Lydia Loveless Creates Her Most Personal Album with 'Daughter'

Given the turmoil of the era, you might expect Lydia Loveless to lean into the anger, amplifying the electric guitar side of her cowpunk. Instead, she created a personal record with a full range of moods, still full of her typical wit.


Flowers for Hermes: An Interview with Performing Activist André De Shields

From creating the title role in The Wiz to winning an Emmy for Ain't Misbehavin', André De Shields reflects on his roles in more than four decades of iconic musicals, including the GRAMMY and Tony Award-winning Hadestown.


The 13 Greatest Horror Directors of All Time

In honor of Halloween, here are 13 fascinating fright mavens who've made scary movies that much more meaningful.


British Jazz and Soul Artists Interpret the Classics on '​Blue Note Re:imagined'

Blue Note Re:imagined provides an entrance for new audiences to hear what's going on in British jazz today as well as to go back to the past and enjoy old glories.


Bill Murray and Rashida Jones Add Another Shot to 'On the Rocks'

Sofia Coppola's domestic malaise comedy On the Rocks doesn't drown in its sorrows -- it simply pours another round, to which we raise our glass.


​Patrick Cowley Remade Funk and Disco on 'Some Funkettes'

Patrick Cowley's Some Funkettes sports instrumental renditions from between 1975-1977 of songs previously made popular by Donna Summer, Herbie Hancock, the Temptations, and others.


The Top 10 Definitive Breakup Albums

When you feel bombarded with overpriced consumerism disguised as love, here are ten albums that look at love's hangover.


Dustin Laurenzi's Natural Language Digs Deep Into the Jazz Quartet Format with 'A Time and a Place'

Restless tenor saxophonist Dustin Laurenzi runs his four-piece combo through some thrilling jazz excursions on a fascinating new album, A Time and a Place.


How 'Watchmen' and 'The Boys' Deconstruct American Fascism

Superhero media has a history of critiquing the dark side of power, hero worship, and vigilantism, but none have done so as radically as Watchmen and The Boys.


Floodlights' 'From a View' Is Classicist Antipodal Indie Guitar Pop

Aussie indie rockers, Floodlights' debut From a View is a very cleanly, crisply-produced and mixed collection of shambolic, do-it-yourself indie guitar music.


CF Watkins Embraces a Cool, Sophisticated Twang on 'Babygirl'

CF Watkins has pulled off the unique trick of creating an album that is imbued with the warmth of the American South as well as the urban sophistication of New York.


Helena Deland Suggests Imagination Is More Rewarding Than Reality on 'Something New'

Canadian singer-songwriter Helena Deland's first full-length release Someone New reveals her considerable creative talents.

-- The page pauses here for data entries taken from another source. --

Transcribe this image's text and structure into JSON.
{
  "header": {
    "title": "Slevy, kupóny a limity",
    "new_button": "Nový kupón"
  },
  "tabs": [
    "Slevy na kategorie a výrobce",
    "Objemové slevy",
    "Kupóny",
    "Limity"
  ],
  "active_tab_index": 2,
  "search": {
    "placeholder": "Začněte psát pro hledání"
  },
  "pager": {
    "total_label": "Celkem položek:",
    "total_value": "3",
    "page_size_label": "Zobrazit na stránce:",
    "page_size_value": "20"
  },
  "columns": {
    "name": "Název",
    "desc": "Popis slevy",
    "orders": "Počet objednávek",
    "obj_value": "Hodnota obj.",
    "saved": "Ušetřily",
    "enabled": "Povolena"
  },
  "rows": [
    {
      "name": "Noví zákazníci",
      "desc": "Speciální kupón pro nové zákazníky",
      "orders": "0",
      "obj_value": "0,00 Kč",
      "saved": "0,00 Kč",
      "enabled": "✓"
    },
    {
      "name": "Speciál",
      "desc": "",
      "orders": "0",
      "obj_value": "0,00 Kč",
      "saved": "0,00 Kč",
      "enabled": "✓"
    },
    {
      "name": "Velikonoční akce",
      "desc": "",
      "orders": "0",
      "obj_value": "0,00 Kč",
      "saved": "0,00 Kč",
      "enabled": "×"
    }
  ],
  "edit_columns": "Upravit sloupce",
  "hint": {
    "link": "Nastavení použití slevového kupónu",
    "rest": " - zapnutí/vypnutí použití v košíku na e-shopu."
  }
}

While the Sun Shines: An Interview with Composer Joe Wong

Joe Wong, the composer behind Netflix's Russian Doll and Master of None, articulates personal grief and grappling with artistic fulfillment into a sweeping debut album.

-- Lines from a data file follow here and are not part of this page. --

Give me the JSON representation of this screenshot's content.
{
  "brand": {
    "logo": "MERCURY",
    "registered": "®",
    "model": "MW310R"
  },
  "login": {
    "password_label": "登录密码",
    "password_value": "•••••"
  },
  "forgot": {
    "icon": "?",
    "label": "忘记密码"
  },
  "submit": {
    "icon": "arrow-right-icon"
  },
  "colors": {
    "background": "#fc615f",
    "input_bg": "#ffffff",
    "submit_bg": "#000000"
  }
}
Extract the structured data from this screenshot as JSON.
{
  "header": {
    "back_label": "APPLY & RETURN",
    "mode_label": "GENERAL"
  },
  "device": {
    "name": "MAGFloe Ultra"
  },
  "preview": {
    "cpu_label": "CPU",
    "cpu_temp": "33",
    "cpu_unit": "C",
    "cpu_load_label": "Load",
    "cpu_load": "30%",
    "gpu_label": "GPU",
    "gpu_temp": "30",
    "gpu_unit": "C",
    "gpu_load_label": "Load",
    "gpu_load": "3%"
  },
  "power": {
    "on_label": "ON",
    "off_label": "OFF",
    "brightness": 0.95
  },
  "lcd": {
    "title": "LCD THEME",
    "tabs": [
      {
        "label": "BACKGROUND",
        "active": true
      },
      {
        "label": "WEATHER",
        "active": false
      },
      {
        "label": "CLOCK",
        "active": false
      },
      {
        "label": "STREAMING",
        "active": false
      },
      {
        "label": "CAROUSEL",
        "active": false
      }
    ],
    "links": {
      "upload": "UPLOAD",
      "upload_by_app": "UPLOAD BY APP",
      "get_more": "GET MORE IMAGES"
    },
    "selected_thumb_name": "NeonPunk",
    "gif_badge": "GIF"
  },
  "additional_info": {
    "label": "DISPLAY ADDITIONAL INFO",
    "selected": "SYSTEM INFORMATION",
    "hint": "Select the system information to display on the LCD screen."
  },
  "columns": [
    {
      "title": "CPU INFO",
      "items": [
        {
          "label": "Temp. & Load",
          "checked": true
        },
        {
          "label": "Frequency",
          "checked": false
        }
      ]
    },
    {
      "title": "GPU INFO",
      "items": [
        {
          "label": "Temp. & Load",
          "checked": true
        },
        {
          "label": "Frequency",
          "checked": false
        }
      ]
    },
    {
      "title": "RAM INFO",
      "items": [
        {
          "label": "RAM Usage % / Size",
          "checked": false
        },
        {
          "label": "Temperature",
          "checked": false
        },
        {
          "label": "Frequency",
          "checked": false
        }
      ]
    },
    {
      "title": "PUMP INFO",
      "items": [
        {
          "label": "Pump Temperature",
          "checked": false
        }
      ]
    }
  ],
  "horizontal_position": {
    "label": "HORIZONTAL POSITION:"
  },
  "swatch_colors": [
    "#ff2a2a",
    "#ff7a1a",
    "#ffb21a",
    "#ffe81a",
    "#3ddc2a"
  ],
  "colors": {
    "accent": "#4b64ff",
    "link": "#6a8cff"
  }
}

Collapse Expand Reviews

Collapse Expand Features

PM Picks
Collapse Expand Pm Picks

© 1999-2020 PopMatters.com. All rights reserved.
PopMatters is wholly independent, women-owned and operated.